▶ **ACTION ITEM**
Your answer should consist of the complete listing, repeated verbatim.

▶ **PROVIDED DATA**
◆ ◆ ◆ ◆ ◆ ◆ ◆
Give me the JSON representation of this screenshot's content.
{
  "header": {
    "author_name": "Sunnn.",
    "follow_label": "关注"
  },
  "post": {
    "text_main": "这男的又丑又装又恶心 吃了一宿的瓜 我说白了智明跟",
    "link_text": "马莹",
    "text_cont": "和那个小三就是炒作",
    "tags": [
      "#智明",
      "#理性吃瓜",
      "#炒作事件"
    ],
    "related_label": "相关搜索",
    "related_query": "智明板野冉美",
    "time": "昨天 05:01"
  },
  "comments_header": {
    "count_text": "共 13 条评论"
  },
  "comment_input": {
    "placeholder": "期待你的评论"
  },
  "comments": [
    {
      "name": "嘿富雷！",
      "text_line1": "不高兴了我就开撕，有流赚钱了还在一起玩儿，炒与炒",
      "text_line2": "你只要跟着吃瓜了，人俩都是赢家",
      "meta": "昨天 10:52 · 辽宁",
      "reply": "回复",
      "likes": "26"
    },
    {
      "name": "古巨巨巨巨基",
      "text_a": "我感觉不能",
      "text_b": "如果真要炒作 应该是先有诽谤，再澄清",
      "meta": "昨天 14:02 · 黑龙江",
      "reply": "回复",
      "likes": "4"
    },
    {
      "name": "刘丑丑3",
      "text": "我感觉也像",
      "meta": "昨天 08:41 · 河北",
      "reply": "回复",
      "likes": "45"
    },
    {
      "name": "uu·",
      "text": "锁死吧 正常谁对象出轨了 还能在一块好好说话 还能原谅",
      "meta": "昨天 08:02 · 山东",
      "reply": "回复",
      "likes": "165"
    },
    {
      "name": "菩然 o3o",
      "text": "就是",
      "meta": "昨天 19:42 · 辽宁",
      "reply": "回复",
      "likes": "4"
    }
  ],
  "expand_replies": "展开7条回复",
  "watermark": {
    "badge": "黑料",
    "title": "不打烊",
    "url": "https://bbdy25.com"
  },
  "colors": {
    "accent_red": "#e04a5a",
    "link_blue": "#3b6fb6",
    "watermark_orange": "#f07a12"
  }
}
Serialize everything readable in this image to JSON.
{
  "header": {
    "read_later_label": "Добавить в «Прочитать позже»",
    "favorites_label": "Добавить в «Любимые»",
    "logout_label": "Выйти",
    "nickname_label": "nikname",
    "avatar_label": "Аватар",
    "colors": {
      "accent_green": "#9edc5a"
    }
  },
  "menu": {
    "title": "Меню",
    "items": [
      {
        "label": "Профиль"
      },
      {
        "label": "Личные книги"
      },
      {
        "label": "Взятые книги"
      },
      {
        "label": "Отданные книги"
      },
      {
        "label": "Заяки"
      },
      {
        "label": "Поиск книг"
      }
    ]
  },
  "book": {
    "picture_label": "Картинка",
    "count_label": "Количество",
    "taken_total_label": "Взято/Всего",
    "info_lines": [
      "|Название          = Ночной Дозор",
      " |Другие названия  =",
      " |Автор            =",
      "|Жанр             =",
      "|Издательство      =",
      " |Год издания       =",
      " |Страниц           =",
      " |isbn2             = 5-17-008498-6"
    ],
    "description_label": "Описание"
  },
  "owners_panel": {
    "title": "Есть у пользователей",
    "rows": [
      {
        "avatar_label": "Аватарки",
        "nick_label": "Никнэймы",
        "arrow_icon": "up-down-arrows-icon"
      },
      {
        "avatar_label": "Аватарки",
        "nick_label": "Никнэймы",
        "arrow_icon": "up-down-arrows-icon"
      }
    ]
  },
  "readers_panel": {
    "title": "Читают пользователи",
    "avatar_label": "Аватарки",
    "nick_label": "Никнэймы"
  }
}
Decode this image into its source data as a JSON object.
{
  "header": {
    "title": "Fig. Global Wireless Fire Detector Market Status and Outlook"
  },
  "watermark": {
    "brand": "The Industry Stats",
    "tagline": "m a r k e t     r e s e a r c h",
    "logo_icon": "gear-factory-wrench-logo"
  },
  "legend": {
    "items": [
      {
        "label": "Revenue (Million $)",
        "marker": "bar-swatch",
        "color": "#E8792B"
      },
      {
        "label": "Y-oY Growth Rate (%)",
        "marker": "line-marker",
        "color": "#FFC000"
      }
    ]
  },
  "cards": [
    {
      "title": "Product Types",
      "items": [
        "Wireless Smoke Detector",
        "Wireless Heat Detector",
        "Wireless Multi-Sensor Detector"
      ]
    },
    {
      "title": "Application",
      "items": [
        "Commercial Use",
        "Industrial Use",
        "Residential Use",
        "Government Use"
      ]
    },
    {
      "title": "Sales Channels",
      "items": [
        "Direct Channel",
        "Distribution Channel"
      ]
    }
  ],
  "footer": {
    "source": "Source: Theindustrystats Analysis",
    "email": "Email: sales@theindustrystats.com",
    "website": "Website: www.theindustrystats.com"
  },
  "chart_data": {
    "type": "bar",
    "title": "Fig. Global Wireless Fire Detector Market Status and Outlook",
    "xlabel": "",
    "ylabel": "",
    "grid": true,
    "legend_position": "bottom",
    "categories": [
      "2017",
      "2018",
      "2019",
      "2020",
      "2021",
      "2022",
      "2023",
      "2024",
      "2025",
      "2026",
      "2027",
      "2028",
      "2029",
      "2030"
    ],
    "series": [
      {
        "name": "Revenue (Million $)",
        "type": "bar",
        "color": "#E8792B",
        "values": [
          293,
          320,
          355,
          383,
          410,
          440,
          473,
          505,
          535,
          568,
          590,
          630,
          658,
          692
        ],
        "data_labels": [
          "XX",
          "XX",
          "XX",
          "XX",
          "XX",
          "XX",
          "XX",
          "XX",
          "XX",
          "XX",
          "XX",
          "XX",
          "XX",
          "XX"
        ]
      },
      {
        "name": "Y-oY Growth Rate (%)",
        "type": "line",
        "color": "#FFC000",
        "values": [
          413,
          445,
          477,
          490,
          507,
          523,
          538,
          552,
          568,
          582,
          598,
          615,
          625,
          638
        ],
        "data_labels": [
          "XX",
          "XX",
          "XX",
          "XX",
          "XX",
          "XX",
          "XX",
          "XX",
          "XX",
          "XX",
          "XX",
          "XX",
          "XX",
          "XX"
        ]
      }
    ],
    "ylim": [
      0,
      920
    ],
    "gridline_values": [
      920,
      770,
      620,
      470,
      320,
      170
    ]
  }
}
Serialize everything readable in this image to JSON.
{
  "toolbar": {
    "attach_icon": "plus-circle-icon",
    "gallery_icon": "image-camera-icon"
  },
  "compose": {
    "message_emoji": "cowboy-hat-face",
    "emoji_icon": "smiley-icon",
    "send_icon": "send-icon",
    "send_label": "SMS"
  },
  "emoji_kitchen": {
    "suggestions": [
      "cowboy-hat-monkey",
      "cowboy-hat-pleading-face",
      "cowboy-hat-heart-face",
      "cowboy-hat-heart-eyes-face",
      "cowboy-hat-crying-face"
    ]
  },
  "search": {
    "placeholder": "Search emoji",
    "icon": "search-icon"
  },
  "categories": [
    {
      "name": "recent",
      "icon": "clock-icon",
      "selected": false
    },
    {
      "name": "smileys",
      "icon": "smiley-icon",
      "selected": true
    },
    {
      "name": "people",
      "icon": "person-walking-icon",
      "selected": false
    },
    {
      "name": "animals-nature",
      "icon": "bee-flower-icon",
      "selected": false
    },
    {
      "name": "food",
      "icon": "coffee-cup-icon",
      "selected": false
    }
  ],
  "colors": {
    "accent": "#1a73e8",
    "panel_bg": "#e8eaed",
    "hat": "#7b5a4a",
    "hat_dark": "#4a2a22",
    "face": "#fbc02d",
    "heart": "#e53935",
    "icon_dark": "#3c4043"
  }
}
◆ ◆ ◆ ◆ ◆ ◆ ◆
▶ **RESULT**
Give me the JSON representation of this screenshot's content.
{
  "header": {
    "author_name": "Sunnn.",
    "follow_label": "关注"
  },
  "post": {
    "text_main": "这男的又丑又装又恶心 吃了一宿的瓜 我说白了智明跟",
    "link_text": "马莹",
    "text_cont": "和那个小三就是炒作",
    "tags": [
      "#智明",
      "#理性吃瓜",
      "#炒作事件"
    ],
    "related_label": "相关搜索",
    "related_query": "智明板野冉美",
    "time": "昨天 05:01"
  },
  "comments_header": {
    "count_text": "共 13 条评论"
  },
  "comment_input": {
    "placeholder": "期待你的评论"
  },
  "comments": [
    {
      "name": "嘿富雷！",
      "text_line1": "不高兴了我就开撕，有流赚钱了还在一起玩儿，炒与炒",
      "text_line2": "你只要跟着吃瓜了，人俩都是赢家",
      "meta": "昨天 10:52 · 辽宁",
      "reply": "回复",
      "likes": "26"
    },
    {
      "name": "古巨巨巨巨基",
      "text_a": "我感觉不能",
      "text_b": "如果真要炒作 应该是先有诽谤，再澄清",
      "meta": "昨天 14:02 · 黑龙江",
      "reply": "回复",
      "likes": "4"
    },
    {
      "name": "刘丑丑3",
      "text": "我感觉也像",
      "meta": "昨天 08:41 · 河北",
      "reply": "回复",
      "likes": "45"
    },
    {
      "name": "uu·",
      "text": "锁死吧 正常谁对象出轨了 还能在一块好好说话 还能原谅",
      "meta": "昨天 08:02 · 山东",
      "reply": "回复",
      "likes": "165"
    },
    {
      "name": "菩然 o3o",
      "text": "就是",
      "meta": "昨天 19:42 · 辽宁",
      "reply": "回复",
      "likes": "4"
    }
  ],
  "expand_replies": "展开7条回复",
  "watermark": {
    "badge": "黑料",
    "title": "不打烊",
    "url": "https://bbdy25.com"
  },
  "colors": {
    "accent_red": "#e04a5a",
    "link_blue": "#3b6fb6",
    "watermark_orange": "#f07a12"
  }
}
Serialize everything readable in this image to JSON.
{
  "header": {
    "read_later_label": "Добавить в «Прочитать позже»",
    "favorites_label": "Добавить в «Любимые»",
    "logout_label": "Выйти",
    "nickname_label": "nikname",
    "avatar_label": "Аватар",
    "colors": {
      "accent_green": "#9edc5a"
    }
  },
  "menu": {
    "title": "Меню",
    "items": [
      {
        "label": "Профиль"
      },
      {
        "label": "Личные книги"
      },
      {
        "label": "Взятые книги"
      },
      {
        "label": "Отданные книги"
      },
      {
        "label": "Заяки"
      },
      {
        "label": "Поиск книг"
      }
    ]
  },
  "book": {
    "picture_label": "Картинка",
    "count_label": "Количество",
    "taken_total_label": "Взято/Всего",
    "info_lines": [
      "|Название          = Ночной Дозор",
      " |Другие названия  =",
      " |Автор            =",
      "|Жанр             =",
      "|Издательство      =",
      " |Год издания       =",
      " |Страниц           =",
      " |isbn2             = 5-17-008498-6"
    ],
    "description_label": "Описание"
  },
  "owners_panel": {
    "title": "Есть у пользователей",
    "rows": [
      {
        "avatar_label": "Аватарки",
        "nick_label": "Никнэймы",
        "arrow_icon": "up-down-arrows-icon"
      },
      {
        "avatar_label": "Аватарки",
        "nick_label": "Никнэймы",
        "arrow_icon": "up-down-arrows-icon"
      }
    ]
  },
  "readers_panel": {
    "title": "Читают пользователи",
    "avatar_label": "Аватарки",
    "nick_label": "Никнэймы"
  }
}
Decode this image into its source data as a JSON object.
{
  "header": {
    "title": "Fig. Global Wireless Fire Detector Market Status and Outlook"
  },
  "watermark": {
    "brand": "The Industry Stats",
    "tagline": "m a r k e t     r e s e a r c h",
    "logo_icon": "gear-factory-wrench-logo"
  },
  "legend": {
    "items": [
      {
        "label": "Revenue (Million $)",
        "marker": "bar-swatch",
        "color": "#E8792B"
      },
      {
        "label": "Y-oY Growth Rate (%)",
        "marker": "line-marker",
        "color": "#FFC000"
      }
    ]
  },
  "cards": [
    {
      "title": "Product Types",
      "items": [
        "Wireless Smoke Detector",
        "Wireless Heat Detector",
        "Wireless Multi-Sensor Detector"
      ]
    },
    {
      "title": "Application",
      "items": [
        "Commercial Use",
        "Industrial Use",
        "Residential Use",
        "Government Use"
      ]
    },
    {
      "title": "Sales Channels",
      "items": [
        "Direct Channel",
        "Distribution Channel"
      ]
    }
  ],
  "footer": {
    "source": "Source: Theindustrystats Analysis",
    "email": "Email: sales@theindustrystats.com",
    "website": "Website: www.theindustrystats.com"
  },
  "chart_data": {
    "type": "bar",
    "title": "Fig. Global Wireless Fire Detector Market Status and Outlook",
    "xlabel": "",
    "ylabel": "",
    "grid": true,
    "legend_position": "bottom",
    "categories": [
      "2017",
      "2018",
      "2019",
      "2020",
      "2021",
      "2022",
      "2023",
      "2024",
      "2025",
      "2026",
      "2027",
      "2028",
      "2029",
      "2030"
    ],
    "series": [
      {
        "name": "Revenue (Million $)",
        "type": "bar",
        "color": "#E8792B",
        "values": [
          293,
          320,
          355,
          383,
          410,
          440,
          473,
          505,
          535,
          568,
          590,
          630,
          658,
          692
        ],
        "data_labels": [
          "XX",
          "XX",
          "XX",
          "XX",
          "XX",
          "XX",
          "XX",
          "XX",
          "XX",
          "XX",
          "XX",
          "XX",
          "XX",
          "XX"
        ]
      },
      {
        "name": "Y-oY Growth Rate (%)",
        "type": "line",
        "color": "#FFC000",
        "values": [
          413,
          445,
          477,
          490,
          507,
          523,
          538,
          552,
          568,
          582,
          598,
          615,
          625,
          638
        ],
        "data_labels": [
          "XX",
          "XX",
          "XX",
          "XX",
          "XX",
          "XX",
          "XX",
          "XX",
          "XX",
          "XX",
          "XX",
          "XX",
          "XX",
          "XX"
        ]
      }
    ],
    "ylim": [
      0,
      920
    ],
    "gridline_values": [
      920,
      770,
      620,
      470,
      320,
      170
    ]
  }
}
Serialize everything readable in this image to JSON.
{
  "toolbar": {
    "attach_icon": "plus-circle-icon",
    "gallery_icon": "image-camera-icon"
  },
  "compose": {
    "message_emoji": "cowboy-hat-face",
    "emoji_icon": "smiley-icon",
    "send_icon": "send-icon",
    "send_label": "SMS"
  },
  "emoji_kitchen": {
    "suggestions": [
      "cowboy-hat-monkey",
      "cowboy-hat-pleading-face",
      "cowboy-hat-heart-face",
      "cowboy-hat-heart-eyes-face",
      "cowboy-hat-crying-face"
    ]
  },
  "search": {
    "placeholder": "Search emoji",
    "icon": "search-icon"
  },
  "categories": [
    {
      "name": "recent",
      "icon": "clock-icon",
      "selected": false
    },
    {
      "name": "smileys",
      "icon": "smiley-icon",
      "selected": true
    },
    {
      "name": "people",
      "icon": "person-walking-icon",
      "selected": false
    },
    {
      "name": "animals-nature",
      "icon": "bee-flower-icon",
      "selected": false
    },
    {
      "name": "food",
      "icon": "coffee-cup-icon",
      "selected": false
    }
  ],
  "colors": {
    "accent": "#1a73e8",
    "panel_bg": "#e8eaed",
    "hat": "#7b5a4a",
    "hat_dark": "#4a2a22",
    "face": "#fbc02d",
    "heart": "#e53935",
    "icon_dark": "#3c4043"
  }
}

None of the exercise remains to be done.